After the ducks and a quick stop to play on the playground, we headed across the street to my alma mater, Loyola University. I think Abe could have stayed there all day climbing on the letters...


I had to stop at the bookstore to pick up a Loyola shirt for Abe. He has tons of Gopher shirts since his dad went to the University of Minnesota, so I figured he should have at least one shirt from my school! 


On the way back Abe fell asleep almost as soon as we got on the streetcar and didn't wake up until we were getting off. By then it was lunchtime so we went to Acme Oyster House. Acme is one of the places I didn't discover until after I graduated, and that's probably a good thing. Oysters aren't cheap, but they are delicious...


We never seem to get enough of their Chargrilled Oysters. (Abe was too busy annihilating a package of Saltine crackers to bother trying anything new. Not that we tried very hard to convince him. That just meant more for us.)


Since we can't (afford) to live on oysters alone, we also split a Peace Maker Po-Boy. Half fried oysters and half fried shrimp. I usually find all oyster po-boys too rich and all shrimp too boring, but I've always liked this one. Wash it down with an Abita beer and that's a lunch that could save the world.


Abe's little nap on the streetcar seemed to be all he needed, so after going back to the hotel and trying to get him to take a nap, we decided to go for a walk around the Quarter instead. Like so many times before, we ended up at Pat O'Brien's. (Just a note, if you have kids with you they won't let you enter Pat O's from St. Peter Street. You have to go around to the entrance on Bourbon. Weird but true. If you do not have kids with you, enter wherever you want but head straight for the patio bar. It will make you want to get a house in the French Quarter and spend the rest of your days sipping cocktails in the courtyard...)


Their menu claims that they have the "Best Bloody Mary" in New Orleans, and I think that's a pretty safe bet. Definitely one of the best I've ever had and I've tried a lot of Bloody Marys. 


Of course they're famous for their Hurricanes. My husband always orders a Hurricane. I'm not a big fan, but I don't really like fruit punch flavored drinks of any kind...booze or no booze.


We had some time to kill before dinner so we wandered around the Quarter looking for ghosts.


We found a couple...


...and one place that definitely looked haunted.


I would have just wandered around taking pictures all day, but my boys were urging me to keep going. Abe really wanted to get back to the balloons he spied on Bourbon Street when we ducked into Pat O's. Noah and I had other (more kid-friendly) plans.


We were going to stop at the Cafe du Monde on Sunday morning, but were deterred by the huge line to get in. Instead we stopped in on Monday evening and found a table right away. 


Their beignets were fabulous, as always, although Abe preferred playing in the pile of powdered sugar to actually eating anything.


Afterwards we headed over to Pirate's Alley for a few pictures. The light there is always gorgeous.
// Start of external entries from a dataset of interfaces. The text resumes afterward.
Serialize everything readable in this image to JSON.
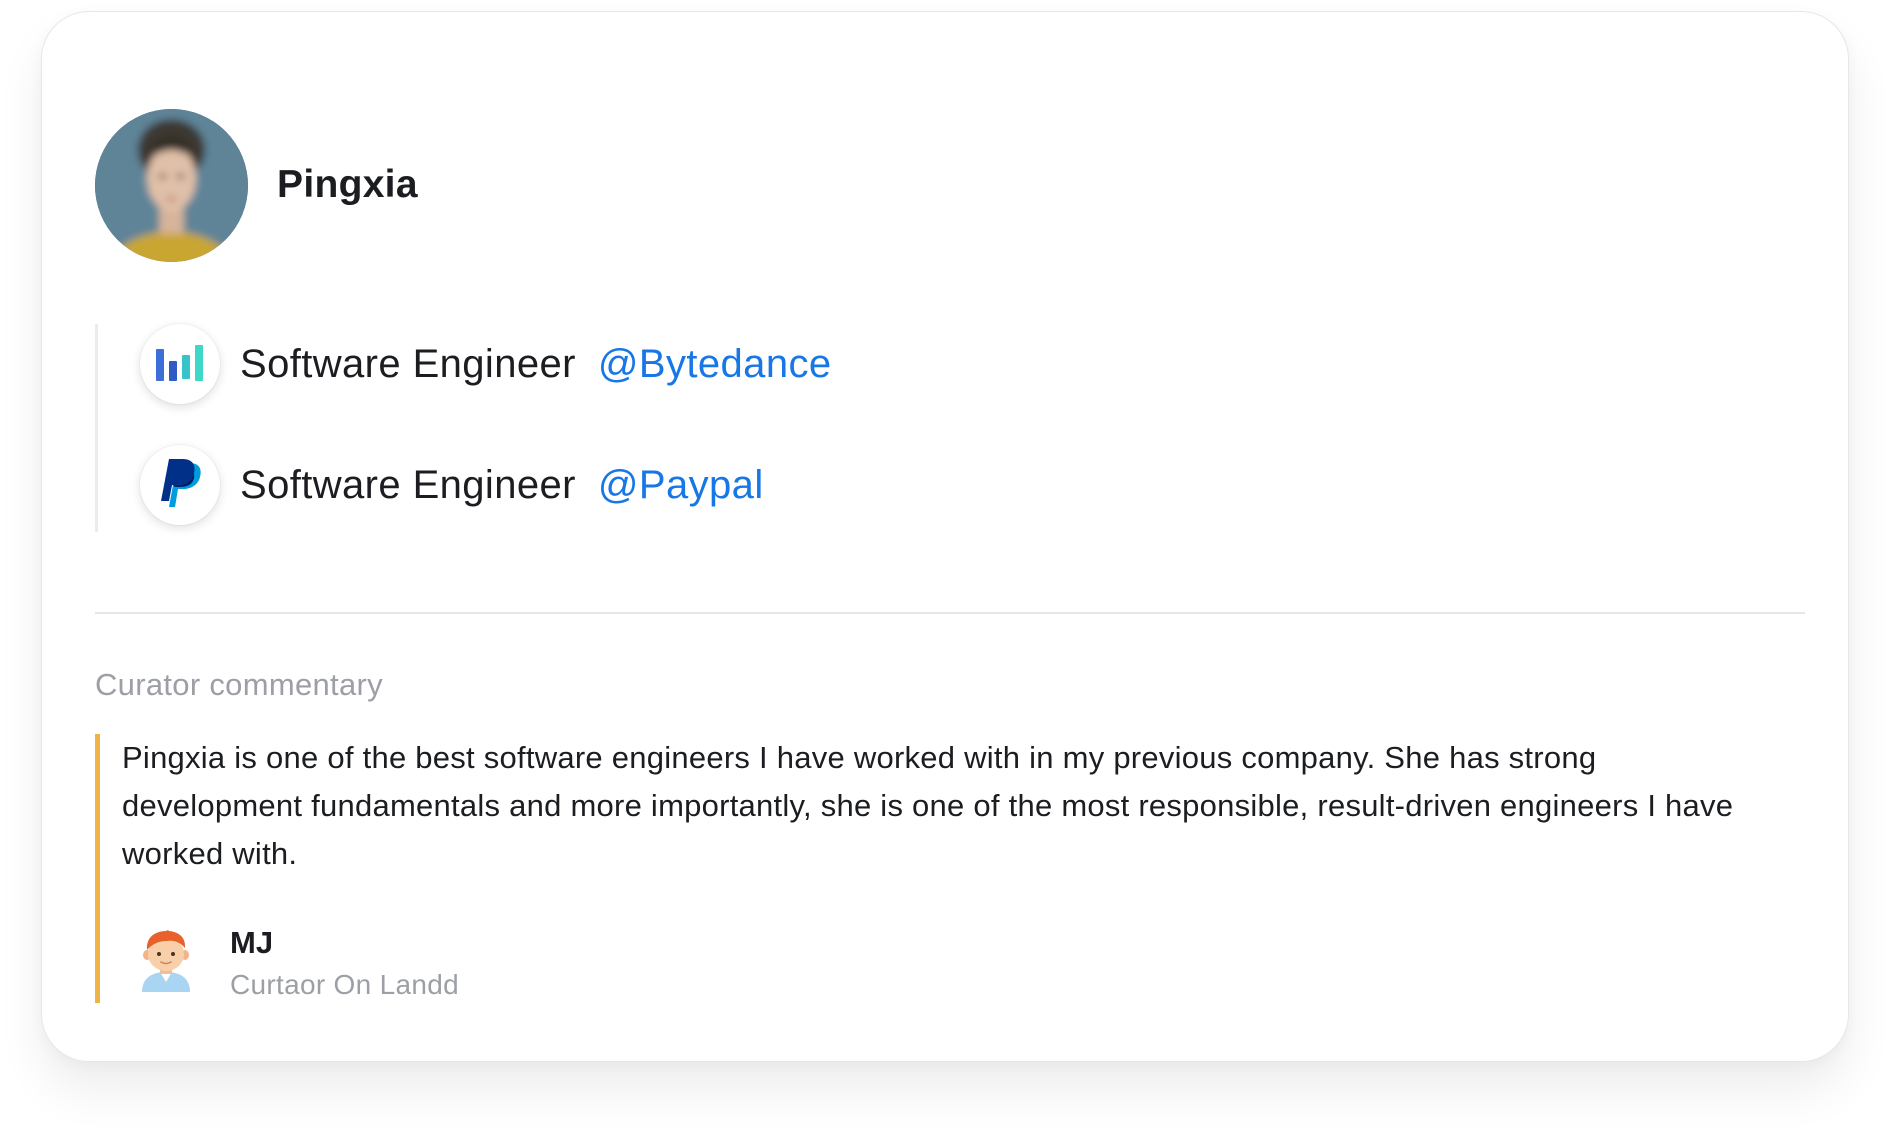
{
  "profile": {
    "name": "Pingxia",
    "avatar_icon": "profile-photo"
  },
  "experience": [
    {
      "role": "Software Engineer",
      "company": "@Bytedance",
      "logo_icon": "bytedance-logo"
    },
    {
      "role": "Software Engineer",
      "company": "@Paypal",
      "logo_icon": "paypal-logo"
    }
  ],
  "commentary": {
    "heading": "Curator commentary",
    "text": "Pingxia is one of the best software engineers I have worked with in my previous company. She has strong development fundamentals and more importantly, she is one of the most responsible, result-driven engineers I have worked with.",
    "curator": {
      "name": "MJ",
      "title": "Curtaor On Landd",
      "avatar_icon": "curator-avatar"
    }
  },
  "colors": {
    "link": "#1877e6",
    "quote_accent": "#f0b446",
    "muted_text": "#9c9fa5",
    "text": "#1b1d21"
  }
}
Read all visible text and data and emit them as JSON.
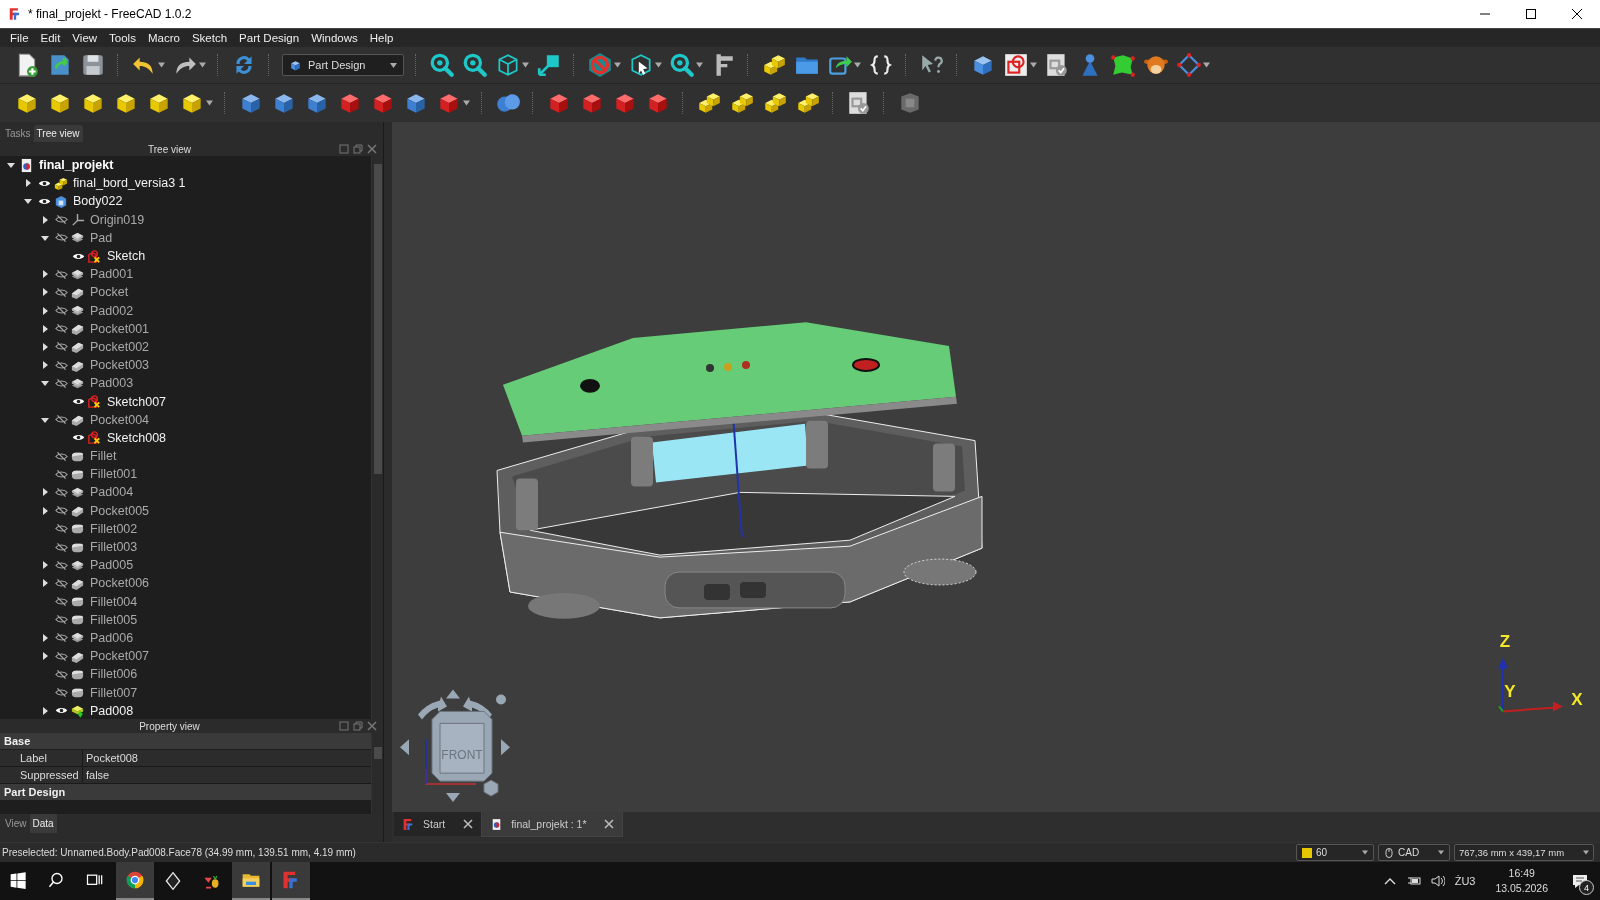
{
  "window": {
    "title": "* final_projekt - FreeCAD 1.0.2"
  },
  "menu": [
    "File",
    "Edit",
    "View",
    "Tools",
    "Macro",
    "Sketch",
    "Part Design",
    "Windows",
    "Help"
  ],
  "workbench": {
    "label": "Part Design"
  },
  "panel_tabs": [
    {
      "label": "Tasks",
      "selected": false
    },
    {
      "label": "Tree view",
      "selected": true
    }
  ],
  "tree_view": {
    "title": "Tree view",
    "items": [
      {
        "label": "final_projekt",
        "kind": "document",
        "expanded": true,
        "children": [
          {
            "label": "final_bord_versia3 1",
            "kind": "part",
            "visible": true,
            "expanded": false
          },
          {
            "label": "Body022",
            "kind": "body",
            "visible": true,
            "expanded": true,
            "children": [
              {
                "label": "Origin019",
                "kind": "origin",
                "visible": false,
                "expanded": false
              },
              {
                "label": "Pad",
                "kind": "pad",
                "visible": false,
                "expanded": true,
                "children": [
                  {
                    "label": "Sketch",
                    "kind": "sketch",
                    "visible": true
                  }
                ]
              },
              {
                "label": "Pad001",
                "kind": "pad",
                "visible": false,
                "expanded": false
              },
              {
                "label": "Pocket",
                "kind": "pocket",
                "visible": false,
                "expanded": false
              },
              {
                "label": "Pad002",
                "kind": "pad",
                "visible": false,
                "expanded": false
              },
              {
                "label": "Pocket001",
                "kind": "pocket",
                "visible": false,
                "expanded": false
              },
              {
                "label": "Pocket002",
                "kind": "pocket",
                "visible": false,
                "expanded": false
              },
              {
                "label": "Pocket003",
                "kind": "pocket",
                "visible": false,
                "expanded": false
              },
              {
                "label": "Pad003",
                "kind": "pad",
                "visible": false,
                "expanded": true,
                "children": [
                  {
                    "label": "Sketch007",
                    "kind": "sketch",
                    "visible": true
                  }
                ]
              },
              {
                "label": "Pocket004",
                "kind": "pocket",
                "visible": false,
                "expanded": true,
                "children": [
                  {
                    "label": "Sketch008",
                    "kind": "sketch",
                    "visible": true
                  }
                ]
              },
              {
                "label": "Fillet",
                "kind": "fillet",
                "visible": false
              },
              {
                "label": "Fillet001",
                "kind": "fillet",
                "visible": false
              },
              {
                "label": "Pad004",
                "kind": "pad",
                "visible": false,
                "expanded": false
              },
              {
                "label": "Pocket005",
                "kind": "pocket",
                "visible": false,
                "expanded": false
              },
              {
                "label": "Fillet002",
                "kind": "fillet",
                "visible": false
              },
              {
                "label": "Fillet003",
                "kind": "fillet",
                "visible": false
              },
              {
                "label": "Pad005",
                "kind": "pad",
                "visible": false,
                "expanded": false
              },
              {
                "label": "Pocket006",
                "kind": "pocket",
                "visible": false,
                "expanded": false
              },
              {
                "label": "Fillet004",
                "kind": "fillet",
                "visible": false
              },
              {
                "label": "Fillet005",
                "kind": "fillet",
                "visible": false
              },
              {
                "label": "Pad006",
                "kind": "pad",
                "visible": false,
                "expanded": false
              },
              {
                "label": "Pocket007",
                "kind": "pocket",
                "visible": false,
                "expanded": false
              },
              {
                "label": "Fillet006",
                "kind": "fillet",
                "visible": false
              },
              {
                "label": "Fillet007",
                "kind": "fillet",
                "visible": false
              },
              {
                "label": "Pad008",
                "kind": "tip",
                "visible": true,
                "expanded": false
              }
            ]
          }
        ]
      }
    ]
  },
  "property_view": {
    "title": "Property view",
    "groups": [
      {
        "name": "Base",
        "rows": [
          {
            "property": "Label",
            "value": "Pocket008"
          },
          {
            "property": "Suppressed",
            "value": "false"
          }
        ]
      },
      {
        "name": "Part Design"
      }
    ]
  },
  "property_tabs": [
    {
      "label": "View",
      "selected": false
    },
    {
      "label": "Data",
      "selected": true
    }
  ],
  "viewport": {
    "cube_face": "FRONT",
    "axes": [
      "Z",
      "Y",
      "X"
    ]
  },
  "document_tabs": [
    {
      "label": "Start",
      "kind": "start",
      "selected": false
    },
    {
      "label": "final_projekt : 1*",
      "kind": "document",
      "selected": true
    }
  ],
  "status_bar": {
    "message": "Preselected: Unnamed.Body.Pad008.Face78 (34.99 mm, 139.51 mm, 4.19 mm)",
    "draw_style": "60",
    "navigation": "CAD",
    "dimensions": "767,36 mm x 439,17 mm"
  },
  "taskbar": {
    "language": "ŻU3",
    "time": "16:49",
    "date": "13.05.2026",
    "notifications": "4"
  }
}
I think Abe was really excited to get out of the stroller to run around for a bit. Or maybe he just inhaled some of that powdered sugar... 


I don't think he stood still for a single picture, but capturing his hilarious expressions and this moment of sheer joy was time well spent.


Pirate's Alley runs along the side of St. Louis Cathedral, so we walked around Jackson Square one last time before heading off to dinner.




We finished our trip with a delicious meal at The Gumbo Shop. I usually start the meal with a cup of gumbo, but can never choose between red beans and rice or jambalaya, so I always order their combination platter and get a little of both (along with some excellent shrimp creole). 


Abe was so tired and hungry when we got there, but he cheered up when our waiter brought him a little bowl of strawberries. Then when our meals came, he gobbled up my red beans and rice and jambalaya like candy.

I do wish we had stayed longer. If I had known that we'd spend our entire day on Tuesday either in airports or on a plane (our original flight was cancelled), I would have just booked a later flight to begin with. At least Abe likes flying. Six hours in the air could have been a lot less fun!